II. The second thing to be considered by us is, who are the
persons to whom our Lord here speaks. “ And he said unto the disciples." "Possibly we need not thereby understand the twelve apostles. The word is sometimes used concerning the followers of Jesus in general, and of some who were not sincere, or well instructed, who ata tended on him for a while only, and with worldly views. So John vi. 66, “ From that time many of his disciples went back, and walked no more with him.”
If our Lord speaks to his disciples, others also are instructed in what he says, and designed to be so. I find this text paraphrased by a judicious expositor after this manner. “ And he said to his disciples," or followers : "" the day will come, when ye," of this nation," shall desire * to see one of the days of the Son of man, and ye shall not
III. Which brings us to the last inquiry; how we are to understand this warning and prediction. The days will come, when ye shall desire to see one of the days of the Son of man, and ye shall not see it.”
If this relate chiefly to the Jewish nation and people, or a large part of them, who now were, and still continued, unbelieving; our Lord may be supposed, affectionately, and earnestly, to warn them of the sad circumstances which they were falling into. As if he had said: “The time would be, when all the gracious means, afforded them by the Divine Being, having proved to be in vain, their ruin would be * near, and their condition very calamitous. They would eagerly look for deliverance, and pretended leaders would offer themselves to their assistance, in order to draw fol• lowers after them. But they would not be able to perform • any thing to their advantage. The blessings offered by
in this mean form are despised. I set before you • heavenly blessings, things of the greatest value. And I . am able to perform what I promise. But they are not re

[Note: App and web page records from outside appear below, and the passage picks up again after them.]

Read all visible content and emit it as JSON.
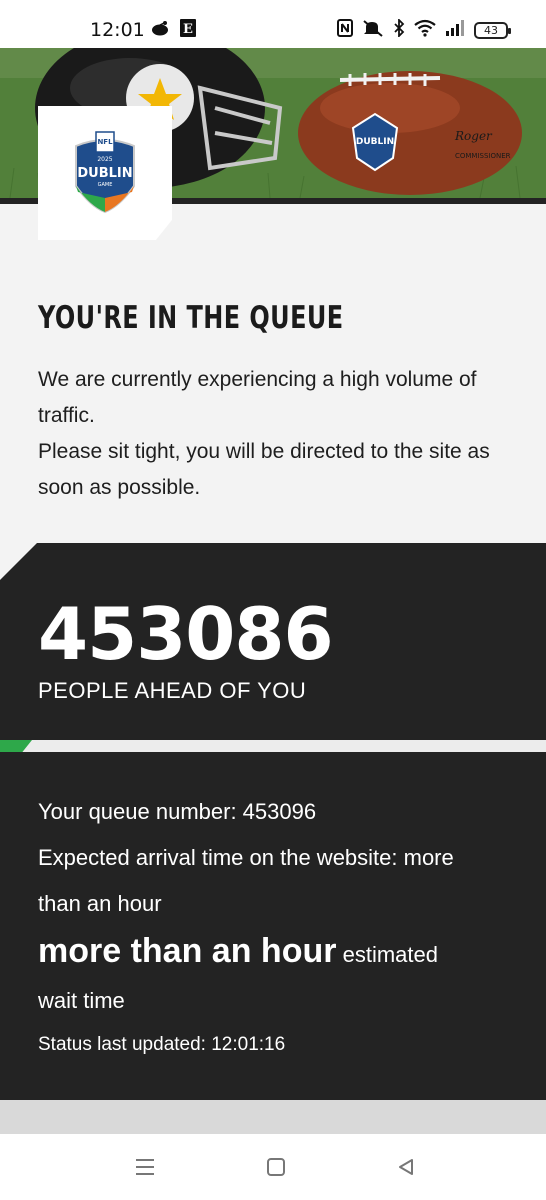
{
  "status_bar": {
    "time": "12:01",
    "battery": "43",
    "icons": [
      "reddit-icon",
      "app-e-icon",
      "nfc-icon",
      "mute-icon",
      "bluetooth-icon",
      "wifi-icon",
      "signal-icon",
      "battery-icon"
    ]
  },
  "hero": {
    "logo": {
      "league": "NFL",
      "text": "DUBLIN",
      "sub": "GAME",
      "year": "2025"
    },
    "colors": {
      "accent_green": "#2ea84a",
      "dark": "#232323",
      "logo_blue": "#1f4d8c",
      "logo_orange": "#e87722"
    }
  },
  "intro": {
    "title": "YOU'RE IN THE QUEUE",
    "line1": "We are currently experiencing a high volume of traffic.",
    "line2": "Please sit tight, you will be directed to the site as soon as possible."
  },
  "queue": {
    "ahead_count": "453086",
    "ahead_label": "PEOPLE AHEAD OF YOU"
  },
  "details": {
    "queue_number": "Your queue number: 453096",
    "expected_arrival_1": "Expected arrival time on the website: more",
    "expected_arrival_2": "than an hour",
    "wait_value": "more than an hour",
    "wait_suffix": "estimated",
    "wait_suffix_2": "wait time",
    "last_updated": "Status last updated: 12:01:16"
  }
}
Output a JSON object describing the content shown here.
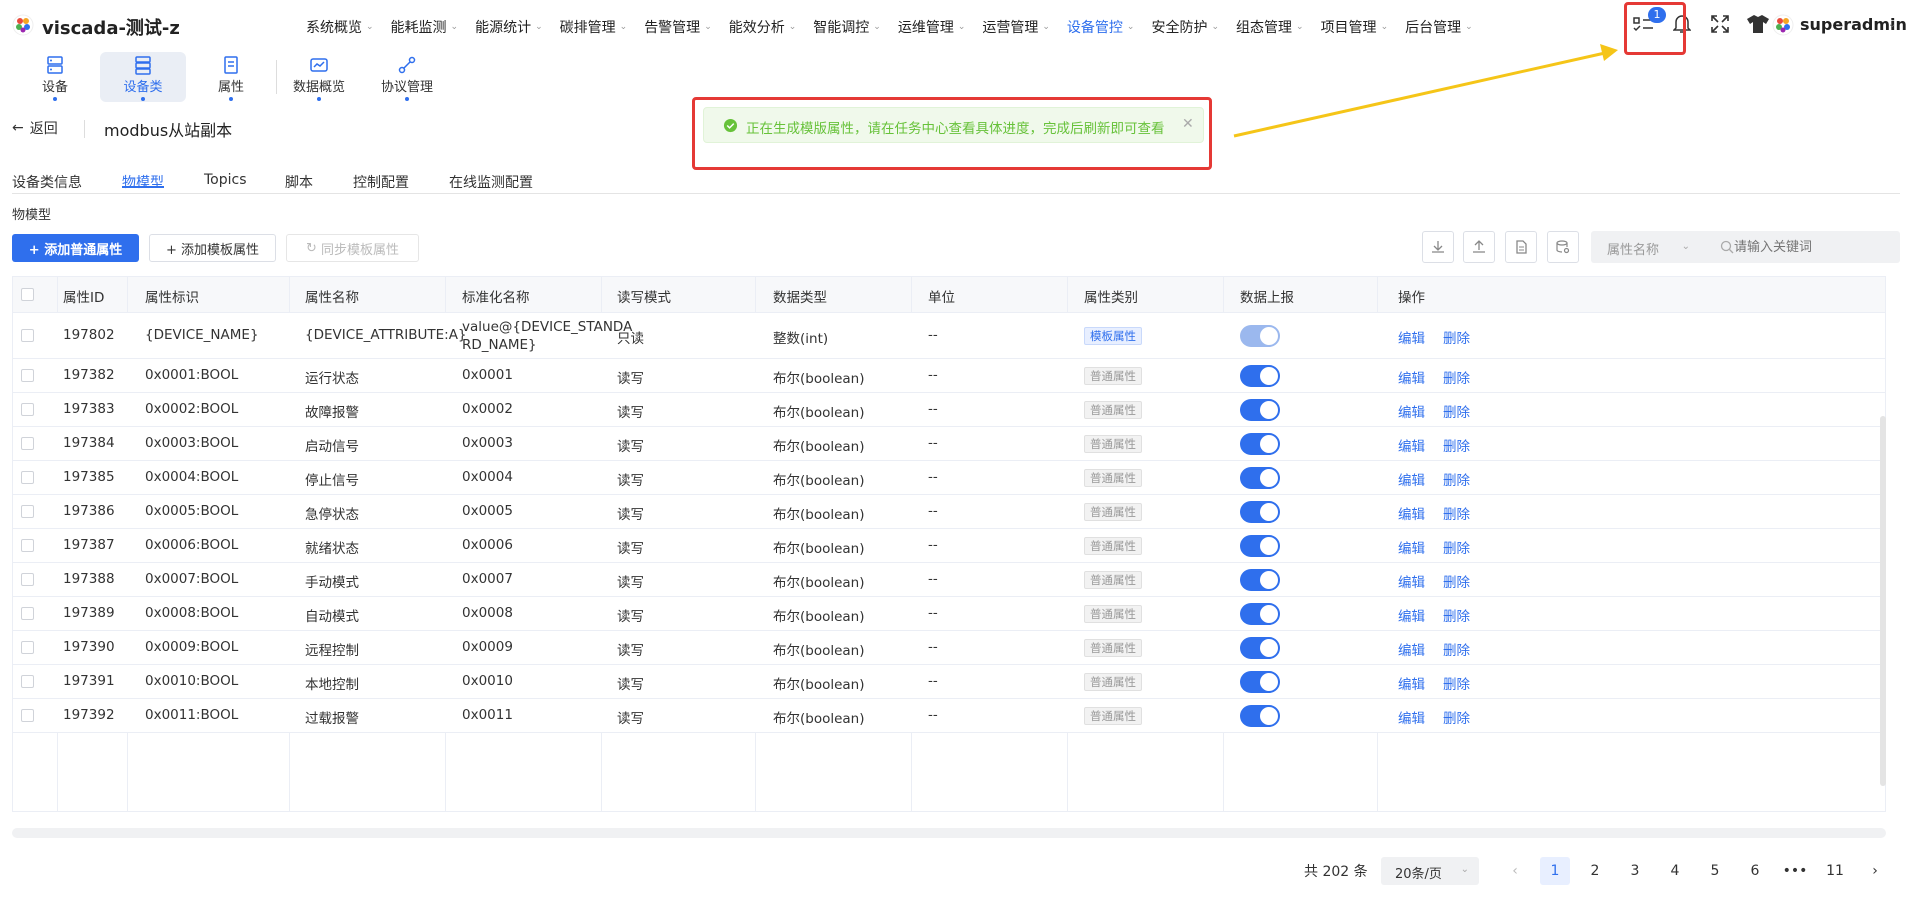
{
  "app": {
    "title": "viscada-测试-z"
  },
  "nav": [
    "系统概览",
    "能耗监测",
    "能源统计",
    "碳排管理",
    "告警管理",
    "能效分析",
    "智能调控",
    "运维管理",
    "运营管理",
    "设备管控",
    "安全防护",
    "组态管理",
    "项目管理",
    "后台管理"
  ],
  "nav_active_index": 9,
  "top_icons": {
    "task_badge": "1"
  },
  "user": {
    "name": "superadmin"
  },
  "subnav": [
    "设备",
    "设备类",
    "属性",
    "数据概览",
    "协议管理"
  ],
  "header": {
    "back_label": "返回",
    "title": "modbus从站副本"
  },
  "tabs": [
    "设备类信息",
    "物模型",
    "Topics",
    "脚本",
    "控制配置",
    "在线监测配置"
  ],
  "section_label": "物模型",
  "toolbar": {
    "add_normal": "+ 添加普通属性",
    "add_template": "+ 添加模板属性",
    "sync_template": "同步模板属性",
    "filter_select": "属性名称",
    "search_placeholder": "请输入关键词"
  },
  "table": {
    "columns": [
      "属性ID",
      "属性标识",
      "属性名称",
      "标准化名称",
      "读写模式",
      "数据类型",
      "单位",
      "属性类别",
      "数据上报",
      "操作"
    ],
    "rows": [
      [
        "197802",
        "{DEVICE_NAME}",
        "{DEVICE_ATTRIBUTE:A}",
        "value@{DEVICE_STANDA",
        "只读",
        "整数(int)",
        "--",
        "模板属性",
        "RD_NAME}"
      ],
      [
        "197382",
        "0x0001:BOOL",
        "运行状态",
        "0x0001",
        "读写",
        "布尔(boolean)",
        "--",
        "普通属性",
        ""
      ],
      [
        "197383",
        "0x0002:BOOL",
        "故障报警",
        "0x0002",
        "读写",
        "布尔(boolean)",
        "--",
        "普通属性",
        ""
      ],
      [
        "197384",
        "0x0003:BOOL",
        "启动信号",
        "0x0003",
        "读写",
        "布尔(boolean)",
        "--",
        "普通属性",
        ""
      ],
      [
        "197385",
        "0x0004:BOOL",
        "停止信号",
        "0x0004",
        "读写",
        "布尔(boolean)",
        "--",
        "普通属性",
        ""
      ],
      [
        "197386",
        "0x0005:BOOL",
        "急停状态",
        "0x0005",
        "读写",
        "布尔(boolean)",
        "--",
        "普通属性",
        ""
      ],
      [
        "197387",
        "0x0006:BOOL",
        "就绪状态",
        "0x0006",
        "读写",
        "布尔(boolean)",
        "--",
        "普通属性",
        ""
      ],
      [
        "197388",
        "0x0007:BOOL",
        "手动模式",
        "0x0007",
        "读写",
        "布尔(boolean)",
        "--",
        "普通属性",
        ""
      ],
      [
        "197389",
        "0x0008:BOOL",
        "自动模式",
        "0x0008",
        "读写",
        "布尔(boolean)",
        "--",
        "普通属性",
        ""
      ],
      [
        "197390",
        "0x0009:BOOL",
        "远程控制",
        "0x0009",
        "读写",
        "布尔(boolean)",
        "--",
        "普通属性",
        ""
      ],
      [
        "197391",
        "0x0010:BOOL",
        "本地控制",
        "0x0010",
        "读写",
        "布尔(boolean)",
        "--",
        "普通属性",
        ""
      ],
      [
        "197392",
        "0x0011:BOOL",
        "过载报警",
        "0x0011",
        "读写",
        "布尔(boolean)",
        "--",
        "普通属性",
        ""
      ]
    ],
    "actions": {
      "edit": "编辑",
      "delete": "删除"
    }
  },
  "pagination": {
    "total": "共 202 条",
    "page_size": "20条/页",
    "pages": [
      "1",
      "2",
      "3",
      "4",
      "5",
      "6",
      "•••",
      "11"
    ],
    "current": "1"
  },
  "toast": {
    "message": "正在生成模版属性，请在任务中心查看具体进度，完成后刷新即可查看"
  },
  "colors": {
    "primary": "#2f6fed",
    "success": "#67c23a",
    "highlight": "#e53935",
    "arrow": "#f5c518"
  }
}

b Whitby upon the place. See also Doddridge's Family Expositor, vol. ii. p. 188.